A new fee, a $100 charge for undergrads and $50 for graduate students is proposed "to support facilities and ongoing operations and programmatic services for athletics,” according to the memo.
Graduate students will be able to opt out of the plan, which provides free admission to UA sporting events, excluding men’s basketball. Undergrads will not have an opt-out option and will also not have football tickets covered.
The health and recreation fee paid by students will increase nearly 50 percent, from $300 to $425, while the IT/library fee will increase $55, to $535. The student services fee will more than double, from $70 to $150.
Combined with the increase in tuition, new students enrolling for the 2017-18 school year can expect to pay $458 more than this year’s rates for residents and $690 more for non-residents, according to the university.
Current resident undergraduate students who are not in the guarantee program will see an increase of $452 from last year, with a $658 increase for non-residents.
Resident grad students will experience a $414 increase, while non-residents will see a $612 jump.
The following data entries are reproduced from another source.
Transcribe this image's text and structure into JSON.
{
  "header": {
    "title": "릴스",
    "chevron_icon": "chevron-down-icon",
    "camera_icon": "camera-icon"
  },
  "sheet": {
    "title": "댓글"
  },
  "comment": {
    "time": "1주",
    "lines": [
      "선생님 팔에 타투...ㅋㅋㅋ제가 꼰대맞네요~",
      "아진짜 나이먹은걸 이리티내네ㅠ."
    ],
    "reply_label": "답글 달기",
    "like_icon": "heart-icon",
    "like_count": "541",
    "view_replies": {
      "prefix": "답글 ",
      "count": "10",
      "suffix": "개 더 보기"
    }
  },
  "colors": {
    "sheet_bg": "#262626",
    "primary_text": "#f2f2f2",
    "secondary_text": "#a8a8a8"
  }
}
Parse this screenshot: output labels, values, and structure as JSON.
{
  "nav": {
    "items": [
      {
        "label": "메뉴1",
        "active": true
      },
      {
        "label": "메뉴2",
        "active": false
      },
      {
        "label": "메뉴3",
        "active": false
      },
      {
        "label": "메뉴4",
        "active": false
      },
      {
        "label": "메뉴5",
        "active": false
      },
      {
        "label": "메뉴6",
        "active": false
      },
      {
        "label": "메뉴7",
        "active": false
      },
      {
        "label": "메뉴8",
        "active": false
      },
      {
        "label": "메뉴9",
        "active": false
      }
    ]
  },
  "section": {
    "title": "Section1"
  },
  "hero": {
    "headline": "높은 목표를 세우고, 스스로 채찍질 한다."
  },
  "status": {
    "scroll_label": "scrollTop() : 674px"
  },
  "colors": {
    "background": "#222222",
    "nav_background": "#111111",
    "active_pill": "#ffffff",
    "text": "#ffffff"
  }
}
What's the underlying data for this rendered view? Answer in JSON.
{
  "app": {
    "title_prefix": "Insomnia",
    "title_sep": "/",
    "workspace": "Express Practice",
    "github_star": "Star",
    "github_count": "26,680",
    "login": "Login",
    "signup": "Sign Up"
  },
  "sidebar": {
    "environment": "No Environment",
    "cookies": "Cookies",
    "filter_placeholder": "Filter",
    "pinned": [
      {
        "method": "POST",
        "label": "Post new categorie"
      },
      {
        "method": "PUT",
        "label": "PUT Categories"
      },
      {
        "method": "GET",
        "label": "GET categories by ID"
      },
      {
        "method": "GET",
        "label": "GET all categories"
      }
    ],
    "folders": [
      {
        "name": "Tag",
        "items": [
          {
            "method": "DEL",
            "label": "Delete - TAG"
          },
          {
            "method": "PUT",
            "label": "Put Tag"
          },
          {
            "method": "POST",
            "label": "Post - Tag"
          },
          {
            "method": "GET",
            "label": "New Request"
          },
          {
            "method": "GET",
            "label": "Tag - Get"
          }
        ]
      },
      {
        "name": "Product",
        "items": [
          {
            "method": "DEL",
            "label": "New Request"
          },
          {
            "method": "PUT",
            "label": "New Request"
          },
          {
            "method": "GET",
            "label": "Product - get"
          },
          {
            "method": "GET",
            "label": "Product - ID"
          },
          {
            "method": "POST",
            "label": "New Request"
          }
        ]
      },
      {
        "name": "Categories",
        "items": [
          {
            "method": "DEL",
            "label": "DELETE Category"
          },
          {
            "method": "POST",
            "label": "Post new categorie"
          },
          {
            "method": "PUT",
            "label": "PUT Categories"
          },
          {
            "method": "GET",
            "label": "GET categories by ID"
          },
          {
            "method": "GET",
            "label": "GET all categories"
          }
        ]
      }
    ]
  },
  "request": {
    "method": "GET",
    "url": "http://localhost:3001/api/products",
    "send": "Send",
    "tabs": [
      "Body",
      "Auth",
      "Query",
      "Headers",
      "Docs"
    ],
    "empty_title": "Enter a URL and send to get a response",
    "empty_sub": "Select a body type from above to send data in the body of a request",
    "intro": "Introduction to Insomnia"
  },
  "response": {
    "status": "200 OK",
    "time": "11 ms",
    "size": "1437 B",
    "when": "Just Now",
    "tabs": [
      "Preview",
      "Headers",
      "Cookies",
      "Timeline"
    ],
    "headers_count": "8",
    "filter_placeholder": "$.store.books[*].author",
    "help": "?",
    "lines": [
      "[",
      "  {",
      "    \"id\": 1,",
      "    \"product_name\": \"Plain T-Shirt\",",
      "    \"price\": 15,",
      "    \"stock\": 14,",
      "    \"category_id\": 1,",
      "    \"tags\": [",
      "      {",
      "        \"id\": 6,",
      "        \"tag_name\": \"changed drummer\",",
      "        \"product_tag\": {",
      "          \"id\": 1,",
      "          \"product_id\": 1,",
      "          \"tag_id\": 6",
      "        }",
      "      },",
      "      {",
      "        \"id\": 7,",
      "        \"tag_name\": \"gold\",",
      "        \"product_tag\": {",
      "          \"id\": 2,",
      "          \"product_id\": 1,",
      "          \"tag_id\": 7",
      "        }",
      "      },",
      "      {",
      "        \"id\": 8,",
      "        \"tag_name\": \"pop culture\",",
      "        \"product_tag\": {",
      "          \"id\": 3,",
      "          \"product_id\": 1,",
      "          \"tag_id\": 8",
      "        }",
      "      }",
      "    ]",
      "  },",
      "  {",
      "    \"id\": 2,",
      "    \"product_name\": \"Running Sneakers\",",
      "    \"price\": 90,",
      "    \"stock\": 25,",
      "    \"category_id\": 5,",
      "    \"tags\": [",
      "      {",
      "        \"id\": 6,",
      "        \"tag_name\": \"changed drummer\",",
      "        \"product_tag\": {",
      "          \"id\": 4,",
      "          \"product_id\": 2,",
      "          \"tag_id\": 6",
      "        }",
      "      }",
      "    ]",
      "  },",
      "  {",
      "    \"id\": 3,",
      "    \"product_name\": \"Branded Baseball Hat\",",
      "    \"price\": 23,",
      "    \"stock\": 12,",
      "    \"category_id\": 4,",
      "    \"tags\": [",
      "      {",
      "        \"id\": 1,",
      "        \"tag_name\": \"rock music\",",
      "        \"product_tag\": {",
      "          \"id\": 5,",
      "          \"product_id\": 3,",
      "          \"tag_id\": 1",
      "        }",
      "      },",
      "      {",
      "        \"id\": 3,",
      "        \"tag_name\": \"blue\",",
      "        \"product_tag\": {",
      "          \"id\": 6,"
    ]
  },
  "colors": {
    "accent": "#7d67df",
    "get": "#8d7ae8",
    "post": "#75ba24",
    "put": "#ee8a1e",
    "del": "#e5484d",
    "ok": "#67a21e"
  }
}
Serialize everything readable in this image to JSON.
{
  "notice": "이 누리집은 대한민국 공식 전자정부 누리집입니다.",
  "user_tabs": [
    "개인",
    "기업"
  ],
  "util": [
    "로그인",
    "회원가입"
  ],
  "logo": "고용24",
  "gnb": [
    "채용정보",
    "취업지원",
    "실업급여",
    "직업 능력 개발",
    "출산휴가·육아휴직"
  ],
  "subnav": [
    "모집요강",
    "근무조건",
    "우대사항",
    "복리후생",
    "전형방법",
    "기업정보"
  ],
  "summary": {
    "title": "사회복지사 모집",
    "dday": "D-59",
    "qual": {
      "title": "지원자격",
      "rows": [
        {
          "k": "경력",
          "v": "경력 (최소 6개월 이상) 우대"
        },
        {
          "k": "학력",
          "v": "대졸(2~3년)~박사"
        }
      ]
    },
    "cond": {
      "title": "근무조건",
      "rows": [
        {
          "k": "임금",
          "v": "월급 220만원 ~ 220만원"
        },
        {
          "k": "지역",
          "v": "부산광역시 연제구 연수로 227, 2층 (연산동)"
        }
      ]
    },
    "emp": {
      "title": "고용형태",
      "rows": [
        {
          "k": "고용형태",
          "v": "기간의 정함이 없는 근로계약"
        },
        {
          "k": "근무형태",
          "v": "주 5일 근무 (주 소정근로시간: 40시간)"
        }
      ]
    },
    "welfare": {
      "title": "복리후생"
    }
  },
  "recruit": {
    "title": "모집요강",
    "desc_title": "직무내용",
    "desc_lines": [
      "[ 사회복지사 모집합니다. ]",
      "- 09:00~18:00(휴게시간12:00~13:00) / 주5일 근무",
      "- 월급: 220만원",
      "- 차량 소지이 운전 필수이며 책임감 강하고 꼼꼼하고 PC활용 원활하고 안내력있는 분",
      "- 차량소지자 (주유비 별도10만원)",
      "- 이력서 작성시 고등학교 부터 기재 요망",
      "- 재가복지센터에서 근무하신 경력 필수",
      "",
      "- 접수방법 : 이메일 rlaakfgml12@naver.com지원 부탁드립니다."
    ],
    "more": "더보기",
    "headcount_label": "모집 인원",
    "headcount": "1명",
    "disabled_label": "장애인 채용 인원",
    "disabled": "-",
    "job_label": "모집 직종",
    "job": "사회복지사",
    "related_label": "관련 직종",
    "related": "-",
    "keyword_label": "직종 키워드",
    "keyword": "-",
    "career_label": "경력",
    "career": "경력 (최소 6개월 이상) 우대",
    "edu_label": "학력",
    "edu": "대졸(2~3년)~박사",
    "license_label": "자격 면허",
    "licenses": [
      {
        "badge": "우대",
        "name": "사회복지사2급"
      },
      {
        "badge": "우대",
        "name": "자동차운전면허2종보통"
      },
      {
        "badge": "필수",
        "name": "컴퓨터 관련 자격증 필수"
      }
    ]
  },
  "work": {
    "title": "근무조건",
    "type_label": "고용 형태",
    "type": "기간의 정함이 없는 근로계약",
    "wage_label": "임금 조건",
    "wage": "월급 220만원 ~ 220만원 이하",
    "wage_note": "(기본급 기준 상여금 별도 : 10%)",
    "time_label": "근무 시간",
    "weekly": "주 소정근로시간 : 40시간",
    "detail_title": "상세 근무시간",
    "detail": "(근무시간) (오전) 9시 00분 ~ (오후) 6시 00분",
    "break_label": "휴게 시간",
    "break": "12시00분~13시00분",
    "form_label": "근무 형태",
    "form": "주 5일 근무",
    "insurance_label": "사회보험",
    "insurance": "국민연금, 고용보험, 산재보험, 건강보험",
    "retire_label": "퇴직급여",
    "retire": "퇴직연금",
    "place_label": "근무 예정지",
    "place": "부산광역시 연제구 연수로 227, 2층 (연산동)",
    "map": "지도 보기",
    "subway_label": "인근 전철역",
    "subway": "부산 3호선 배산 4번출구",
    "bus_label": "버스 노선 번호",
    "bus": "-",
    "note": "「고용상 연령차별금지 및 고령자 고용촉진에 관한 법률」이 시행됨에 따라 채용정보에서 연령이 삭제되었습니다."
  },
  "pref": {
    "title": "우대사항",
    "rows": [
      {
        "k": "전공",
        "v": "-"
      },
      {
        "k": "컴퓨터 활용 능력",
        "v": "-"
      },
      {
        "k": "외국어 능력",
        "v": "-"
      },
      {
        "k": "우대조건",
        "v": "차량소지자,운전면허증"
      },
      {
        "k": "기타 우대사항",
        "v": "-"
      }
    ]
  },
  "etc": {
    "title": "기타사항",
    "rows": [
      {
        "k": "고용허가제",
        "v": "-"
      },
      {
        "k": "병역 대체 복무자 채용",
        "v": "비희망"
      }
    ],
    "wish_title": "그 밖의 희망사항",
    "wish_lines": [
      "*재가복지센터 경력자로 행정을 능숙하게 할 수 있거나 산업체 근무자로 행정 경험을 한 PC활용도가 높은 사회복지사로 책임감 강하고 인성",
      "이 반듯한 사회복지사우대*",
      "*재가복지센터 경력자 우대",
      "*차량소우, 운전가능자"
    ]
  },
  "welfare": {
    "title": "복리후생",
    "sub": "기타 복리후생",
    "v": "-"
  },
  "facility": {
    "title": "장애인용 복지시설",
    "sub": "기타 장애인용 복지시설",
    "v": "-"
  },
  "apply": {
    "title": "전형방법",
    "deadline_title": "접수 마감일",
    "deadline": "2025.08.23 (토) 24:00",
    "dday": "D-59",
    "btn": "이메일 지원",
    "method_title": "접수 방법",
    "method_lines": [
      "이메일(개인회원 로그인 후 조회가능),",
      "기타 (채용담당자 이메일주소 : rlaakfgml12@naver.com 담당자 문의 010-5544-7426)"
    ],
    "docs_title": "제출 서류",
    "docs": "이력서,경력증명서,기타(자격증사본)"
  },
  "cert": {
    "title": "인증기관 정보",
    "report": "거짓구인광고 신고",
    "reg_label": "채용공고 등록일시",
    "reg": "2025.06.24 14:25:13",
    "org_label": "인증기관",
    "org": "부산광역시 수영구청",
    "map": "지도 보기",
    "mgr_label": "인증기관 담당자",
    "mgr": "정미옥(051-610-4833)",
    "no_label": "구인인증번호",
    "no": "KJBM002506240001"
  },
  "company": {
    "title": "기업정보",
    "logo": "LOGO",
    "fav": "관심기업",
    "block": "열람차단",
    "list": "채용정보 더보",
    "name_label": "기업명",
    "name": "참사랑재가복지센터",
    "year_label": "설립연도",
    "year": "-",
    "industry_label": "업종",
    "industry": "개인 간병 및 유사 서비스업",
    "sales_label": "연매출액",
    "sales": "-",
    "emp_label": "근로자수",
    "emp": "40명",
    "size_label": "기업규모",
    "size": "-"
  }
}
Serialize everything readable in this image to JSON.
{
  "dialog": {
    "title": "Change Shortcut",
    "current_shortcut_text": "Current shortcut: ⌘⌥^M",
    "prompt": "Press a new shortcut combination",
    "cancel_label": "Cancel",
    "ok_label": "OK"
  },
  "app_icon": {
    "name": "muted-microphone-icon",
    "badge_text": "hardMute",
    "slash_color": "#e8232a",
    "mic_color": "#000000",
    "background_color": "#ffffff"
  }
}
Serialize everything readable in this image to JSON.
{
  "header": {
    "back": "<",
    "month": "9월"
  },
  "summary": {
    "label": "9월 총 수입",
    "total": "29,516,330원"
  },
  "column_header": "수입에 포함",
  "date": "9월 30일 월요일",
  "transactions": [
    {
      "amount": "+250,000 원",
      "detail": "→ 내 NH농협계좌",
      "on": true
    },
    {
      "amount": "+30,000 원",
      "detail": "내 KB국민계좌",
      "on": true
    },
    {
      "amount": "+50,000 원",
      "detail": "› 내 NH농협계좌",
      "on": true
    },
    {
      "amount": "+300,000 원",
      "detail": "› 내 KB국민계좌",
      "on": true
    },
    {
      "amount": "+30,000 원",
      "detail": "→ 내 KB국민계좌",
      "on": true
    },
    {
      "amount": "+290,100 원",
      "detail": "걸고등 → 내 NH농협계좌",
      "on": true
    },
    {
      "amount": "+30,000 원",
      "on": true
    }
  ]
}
Grad students will now be eligible for the tuition rate guarantee for the first time, which was one goal of student leaders who took part in the discussions with university officials.
“Student priorities included expanding predictability for students by including graduate students in a guarantee for mandatory fees and, when setting the guaranteed tuition and fees for incoming students, keeping the tuition increase as low as possible to counter the impact of increases to mandatory fees,” said the memo.
The announced plan for increases comes just days after the non-profit Consumer Federation of America research organization announced that “as of the end of 2016, 42.4 million Americans owed $1.3 trillion in federal student loans.
"These figures exclude borrowing through private student loans, credit cards and home equity loans to finance the growing costs of college,” said the organization's report.
According to the report, the average amount owed per federal student loan borrower is more than $30,000.
More than 1 million borrowers defaulted in 2016.
All of the UA fee increases are to support the university’s “Bear Down Student Services District,” a multi-faceted student success hub that stretches across the Main Library, Bear Down Gym, the Science-Engineering Library and the Integrated Learning Center.
“The District integrates academics, support services, research, engagement, recreation, wellness and a host of other factors that influence student success,” according to the board. “In building this unique national model for student success and cross-campus partnership, the District is not just an inventive approach to redevelop and re-imagine the campus core; it also points the way forward for university libraries as those institutions redefine their roles on campuses across the country.”
If the new student fees are passed, this would translate to a more than $10 million increase in funding for the District annually after four years, based on 2015 enrollment figures.
Students will also be providing millions each year for the university’s athletic facilities, many of which have housed and/or been named after famous professionals from across the sporting spectrum.
The increases will not affect the approximately 92 percent of current UA students enrolled in the tuition guarantee plan.
“We are proud that this plan promises zero tuition and fees increases to current students enrolled in the tuition guarantee for the duration of their four years and that it also extends that 0-percent increase guarantee in both tuition and fees to all incoming resident and non-resident undergraduate students at the new rate,” Hart wrote.
The regents have set a public meeting for Tuesday, March 28, from 5-7 p.m. in the Education building, Room 102, to discuss tuition and fee rates from all three state universities.
Public comment will be available on a first-come, first-serve basis.
The university presidents will then present their proposals during a tuition workshop from 10 a.m. to 2 p.m. on Thursday, March 30.
The regents are then expected to set tuition and fees on April 6.
To submit a comment to the regents, e-mail the board at firstname.lastname@example.org, by mail at 2020 N. Central Ave., Suite 230, Phoenix, AZ 85004, or by fax at (602)229-2555.
Comments received prior to April 3 at 5 p.m. will be shared with the regents before a decision is made.
Follow Andrew Paxton on Twitter.